→ **Requirement**
This exercise asks for a copy of each line in the records below with the word "subtitle" in it.

(Input data begins)

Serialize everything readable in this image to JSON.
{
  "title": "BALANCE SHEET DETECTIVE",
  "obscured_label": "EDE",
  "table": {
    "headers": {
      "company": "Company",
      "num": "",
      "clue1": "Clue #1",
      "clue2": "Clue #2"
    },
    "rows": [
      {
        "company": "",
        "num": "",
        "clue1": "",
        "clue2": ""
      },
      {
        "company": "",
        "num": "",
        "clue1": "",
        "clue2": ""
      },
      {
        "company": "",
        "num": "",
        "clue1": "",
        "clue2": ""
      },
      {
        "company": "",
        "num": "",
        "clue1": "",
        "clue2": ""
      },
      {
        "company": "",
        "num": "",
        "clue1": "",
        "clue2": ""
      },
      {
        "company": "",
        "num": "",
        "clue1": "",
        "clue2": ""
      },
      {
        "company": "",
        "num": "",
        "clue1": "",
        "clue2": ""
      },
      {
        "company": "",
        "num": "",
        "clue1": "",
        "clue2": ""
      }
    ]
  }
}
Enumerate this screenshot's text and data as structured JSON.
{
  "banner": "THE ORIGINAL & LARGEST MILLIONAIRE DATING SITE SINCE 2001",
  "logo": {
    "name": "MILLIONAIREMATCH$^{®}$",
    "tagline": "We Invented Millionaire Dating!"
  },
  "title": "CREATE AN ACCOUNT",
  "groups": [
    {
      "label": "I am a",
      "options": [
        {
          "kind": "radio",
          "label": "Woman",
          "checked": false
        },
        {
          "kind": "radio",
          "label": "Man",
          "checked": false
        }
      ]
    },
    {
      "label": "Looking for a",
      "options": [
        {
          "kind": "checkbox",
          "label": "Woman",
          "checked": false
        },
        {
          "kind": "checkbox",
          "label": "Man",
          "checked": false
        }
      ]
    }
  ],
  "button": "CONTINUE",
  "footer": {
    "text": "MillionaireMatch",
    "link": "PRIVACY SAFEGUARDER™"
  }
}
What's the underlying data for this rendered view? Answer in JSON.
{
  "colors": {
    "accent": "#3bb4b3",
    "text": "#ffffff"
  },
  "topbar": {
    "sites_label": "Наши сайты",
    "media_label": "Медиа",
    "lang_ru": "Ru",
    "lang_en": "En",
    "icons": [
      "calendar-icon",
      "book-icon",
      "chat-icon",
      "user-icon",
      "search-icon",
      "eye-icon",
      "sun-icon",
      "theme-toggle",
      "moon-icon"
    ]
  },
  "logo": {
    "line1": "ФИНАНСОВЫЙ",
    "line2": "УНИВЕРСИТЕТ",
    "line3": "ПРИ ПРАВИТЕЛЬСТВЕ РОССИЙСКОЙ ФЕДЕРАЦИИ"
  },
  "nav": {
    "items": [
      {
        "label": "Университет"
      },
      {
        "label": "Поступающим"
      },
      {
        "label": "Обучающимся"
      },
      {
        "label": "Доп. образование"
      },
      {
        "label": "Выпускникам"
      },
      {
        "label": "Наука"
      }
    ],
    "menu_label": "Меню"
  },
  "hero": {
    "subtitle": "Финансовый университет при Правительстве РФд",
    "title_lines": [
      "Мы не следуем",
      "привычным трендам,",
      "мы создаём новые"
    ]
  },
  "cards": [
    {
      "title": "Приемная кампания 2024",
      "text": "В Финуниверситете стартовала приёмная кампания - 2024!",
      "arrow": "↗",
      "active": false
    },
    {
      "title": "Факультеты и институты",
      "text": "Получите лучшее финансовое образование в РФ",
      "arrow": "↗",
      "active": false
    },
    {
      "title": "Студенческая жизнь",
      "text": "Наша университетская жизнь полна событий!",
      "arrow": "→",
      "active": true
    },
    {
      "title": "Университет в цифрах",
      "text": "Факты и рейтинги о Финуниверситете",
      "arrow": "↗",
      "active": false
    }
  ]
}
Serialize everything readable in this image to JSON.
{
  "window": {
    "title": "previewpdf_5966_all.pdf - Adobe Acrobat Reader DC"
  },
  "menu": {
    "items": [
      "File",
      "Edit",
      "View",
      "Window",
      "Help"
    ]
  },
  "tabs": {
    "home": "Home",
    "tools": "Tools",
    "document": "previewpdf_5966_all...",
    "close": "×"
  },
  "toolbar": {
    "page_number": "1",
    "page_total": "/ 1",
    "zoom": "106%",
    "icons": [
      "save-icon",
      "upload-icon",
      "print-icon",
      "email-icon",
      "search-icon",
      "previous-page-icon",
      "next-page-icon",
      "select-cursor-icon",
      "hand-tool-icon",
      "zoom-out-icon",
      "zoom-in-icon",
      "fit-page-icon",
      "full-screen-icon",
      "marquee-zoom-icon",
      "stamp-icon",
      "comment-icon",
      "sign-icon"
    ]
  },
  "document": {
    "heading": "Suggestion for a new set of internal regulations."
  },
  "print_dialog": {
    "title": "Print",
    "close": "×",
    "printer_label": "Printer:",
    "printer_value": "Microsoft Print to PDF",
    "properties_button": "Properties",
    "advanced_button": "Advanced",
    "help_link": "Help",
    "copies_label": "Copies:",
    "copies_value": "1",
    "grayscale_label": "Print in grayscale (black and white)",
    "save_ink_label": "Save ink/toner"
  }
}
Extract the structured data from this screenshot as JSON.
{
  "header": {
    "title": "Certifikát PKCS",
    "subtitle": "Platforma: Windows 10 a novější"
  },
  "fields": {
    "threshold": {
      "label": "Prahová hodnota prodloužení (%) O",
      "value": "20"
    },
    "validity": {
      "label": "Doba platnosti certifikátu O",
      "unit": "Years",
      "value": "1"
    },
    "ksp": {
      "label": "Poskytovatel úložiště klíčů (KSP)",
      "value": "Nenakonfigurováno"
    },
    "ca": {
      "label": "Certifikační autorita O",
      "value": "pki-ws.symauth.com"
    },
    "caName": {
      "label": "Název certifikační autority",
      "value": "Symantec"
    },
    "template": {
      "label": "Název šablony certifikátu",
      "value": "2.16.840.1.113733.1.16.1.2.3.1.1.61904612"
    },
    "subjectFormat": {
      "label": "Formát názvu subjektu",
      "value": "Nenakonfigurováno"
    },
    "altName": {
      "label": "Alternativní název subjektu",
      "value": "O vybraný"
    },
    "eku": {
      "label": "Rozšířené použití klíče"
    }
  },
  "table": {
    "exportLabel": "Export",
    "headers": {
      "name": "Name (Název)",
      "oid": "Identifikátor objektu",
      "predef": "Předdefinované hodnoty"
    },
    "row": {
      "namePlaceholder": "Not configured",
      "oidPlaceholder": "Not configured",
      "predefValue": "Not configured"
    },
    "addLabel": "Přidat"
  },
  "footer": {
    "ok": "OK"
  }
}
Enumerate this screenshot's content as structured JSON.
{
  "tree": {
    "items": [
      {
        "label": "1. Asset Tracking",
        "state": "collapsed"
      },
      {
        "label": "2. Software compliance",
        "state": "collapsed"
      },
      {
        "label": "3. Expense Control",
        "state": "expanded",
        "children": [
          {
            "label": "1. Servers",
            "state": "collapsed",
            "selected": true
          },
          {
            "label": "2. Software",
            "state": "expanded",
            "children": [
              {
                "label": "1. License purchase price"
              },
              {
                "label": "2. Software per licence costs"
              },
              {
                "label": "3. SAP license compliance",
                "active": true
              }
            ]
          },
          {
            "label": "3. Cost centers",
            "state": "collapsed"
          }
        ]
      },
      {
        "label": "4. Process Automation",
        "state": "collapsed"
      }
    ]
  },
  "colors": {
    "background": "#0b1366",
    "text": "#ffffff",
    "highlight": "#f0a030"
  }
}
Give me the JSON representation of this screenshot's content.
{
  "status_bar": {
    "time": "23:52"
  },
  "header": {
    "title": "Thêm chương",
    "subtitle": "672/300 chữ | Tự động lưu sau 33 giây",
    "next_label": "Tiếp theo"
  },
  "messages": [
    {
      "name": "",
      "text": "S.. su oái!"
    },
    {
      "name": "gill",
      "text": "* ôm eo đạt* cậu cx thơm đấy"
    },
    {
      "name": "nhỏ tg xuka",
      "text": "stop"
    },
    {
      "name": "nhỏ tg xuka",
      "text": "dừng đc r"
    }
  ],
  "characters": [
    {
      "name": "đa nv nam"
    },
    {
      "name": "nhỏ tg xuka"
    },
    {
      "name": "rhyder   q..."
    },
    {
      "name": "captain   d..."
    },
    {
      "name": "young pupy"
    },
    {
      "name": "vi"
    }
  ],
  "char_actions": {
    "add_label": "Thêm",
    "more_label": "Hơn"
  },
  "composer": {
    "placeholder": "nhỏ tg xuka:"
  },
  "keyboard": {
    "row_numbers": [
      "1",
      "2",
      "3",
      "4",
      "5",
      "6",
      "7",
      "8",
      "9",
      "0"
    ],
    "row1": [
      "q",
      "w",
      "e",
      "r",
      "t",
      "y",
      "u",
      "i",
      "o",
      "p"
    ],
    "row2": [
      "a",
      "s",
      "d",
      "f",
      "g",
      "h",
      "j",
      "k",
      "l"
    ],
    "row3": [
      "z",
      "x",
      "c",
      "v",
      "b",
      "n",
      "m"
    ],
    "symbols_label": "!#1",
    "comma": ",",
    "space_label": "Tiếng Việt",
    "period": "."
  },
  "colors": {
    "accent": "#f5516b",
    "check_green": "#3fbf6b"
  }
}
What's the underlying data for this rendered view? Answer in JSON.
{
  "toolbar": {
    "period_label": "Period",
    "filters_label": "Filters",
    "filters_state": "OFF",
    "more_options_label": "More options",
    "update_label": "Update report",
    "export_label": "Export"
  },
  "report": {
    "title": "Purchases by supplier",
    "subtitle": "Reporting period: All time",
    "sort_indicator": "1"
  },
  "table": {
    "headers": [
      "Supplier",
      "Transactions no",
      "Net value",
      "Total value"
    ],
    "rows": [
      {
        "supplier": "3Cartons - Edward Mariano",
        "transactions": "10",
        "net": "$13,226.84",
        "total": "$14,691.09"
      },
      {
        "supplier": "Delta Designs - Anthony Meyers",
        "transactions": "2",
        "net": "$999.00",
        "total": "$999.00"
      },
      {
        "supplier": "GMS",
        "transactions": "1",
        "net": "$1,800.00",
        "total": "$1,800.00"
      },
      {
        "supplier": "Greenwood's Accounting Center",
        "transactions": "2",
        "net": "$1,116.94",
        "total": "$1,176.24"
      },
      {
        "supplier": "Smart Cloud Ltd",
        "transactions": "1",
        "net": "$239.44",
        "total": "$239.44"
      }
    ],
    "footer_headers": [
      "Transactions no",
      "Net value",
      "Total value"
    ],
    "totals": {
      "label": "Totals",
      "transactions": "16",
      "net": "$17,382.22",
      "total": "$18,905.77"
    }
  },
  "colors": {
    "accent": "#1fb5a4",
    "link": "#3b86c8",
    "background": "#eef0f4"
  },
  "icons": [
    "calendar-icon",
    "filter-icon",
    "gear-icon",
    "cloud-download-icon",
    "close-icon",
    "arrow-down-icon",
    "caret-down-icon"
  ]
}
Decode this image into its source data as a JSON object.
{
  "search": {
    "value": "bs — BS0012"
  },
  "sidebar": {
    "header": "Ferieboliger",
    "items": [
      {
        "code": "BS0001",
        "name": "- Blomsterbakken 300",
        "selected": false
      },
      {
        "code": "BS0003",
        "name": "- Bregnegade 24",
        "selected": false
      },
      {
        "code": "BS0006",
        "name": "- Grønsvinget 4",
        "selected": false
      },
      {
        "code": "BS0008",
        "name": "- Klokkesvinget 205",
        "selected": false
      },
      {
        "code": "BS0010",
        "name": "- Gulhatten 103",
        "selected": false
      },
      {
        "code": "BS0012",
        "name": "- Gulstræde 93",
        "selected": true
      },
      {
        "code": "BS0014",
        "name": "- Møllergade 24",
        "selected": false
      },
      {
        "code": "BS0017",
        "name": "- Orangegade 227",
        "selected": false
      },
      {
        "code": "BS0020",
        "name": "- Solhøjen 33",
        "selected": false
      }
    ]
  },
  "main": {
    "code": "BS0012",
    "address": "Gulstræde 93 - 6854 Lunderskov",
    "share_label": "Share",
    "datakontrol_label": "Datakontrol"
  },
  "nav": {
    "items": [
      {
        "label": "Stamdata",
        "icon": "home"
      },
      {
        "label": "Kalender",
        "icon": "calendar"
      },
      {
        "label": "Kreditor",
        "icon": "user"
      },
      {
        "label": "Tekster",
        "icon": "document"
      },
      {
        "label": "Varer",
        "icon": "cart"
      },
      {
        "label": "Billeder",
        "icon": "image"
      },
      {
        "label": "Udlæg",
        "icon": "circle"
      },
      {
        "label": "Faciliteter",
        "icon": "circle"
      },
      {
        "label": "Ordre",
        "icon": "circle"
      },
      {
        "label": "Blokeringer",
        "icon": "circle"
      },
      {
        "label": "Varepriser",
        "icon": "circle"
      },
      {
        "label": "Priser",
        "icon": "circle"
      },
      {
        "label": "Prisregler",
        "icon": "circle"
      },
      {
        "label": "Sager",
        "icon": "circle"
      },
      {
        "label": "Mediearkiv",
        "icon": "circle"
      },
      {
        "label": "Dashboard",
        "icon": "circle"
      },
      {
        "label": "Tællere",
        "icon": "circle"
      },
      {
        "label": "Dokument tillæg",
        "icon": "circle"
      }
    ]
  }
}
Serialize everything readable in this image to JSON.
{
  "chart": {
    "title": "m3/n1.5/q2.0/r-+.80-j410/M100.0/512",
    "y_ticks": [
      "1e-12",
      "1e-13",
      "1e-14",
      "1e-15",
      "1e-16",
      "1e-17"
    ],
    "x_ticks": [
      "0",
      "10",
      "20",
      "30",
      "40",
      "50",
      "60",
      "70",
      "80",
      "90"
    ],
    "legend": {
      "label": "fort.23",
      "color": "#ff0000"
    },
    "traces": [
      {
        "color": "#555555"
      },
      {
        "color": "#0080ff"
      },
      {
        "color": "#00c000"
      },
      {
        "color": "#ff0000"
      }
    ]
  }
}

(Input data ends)

→ **Solution**
    "subtitle": "Финансовый университет при Правительстве РФд",
    "subtitle": "Platforma: Windows 10 a novější"
    "subtitle": "672/300 chữ | Tự động lưu sau 33 giây",
    "subtitle": "Reporting period: All time",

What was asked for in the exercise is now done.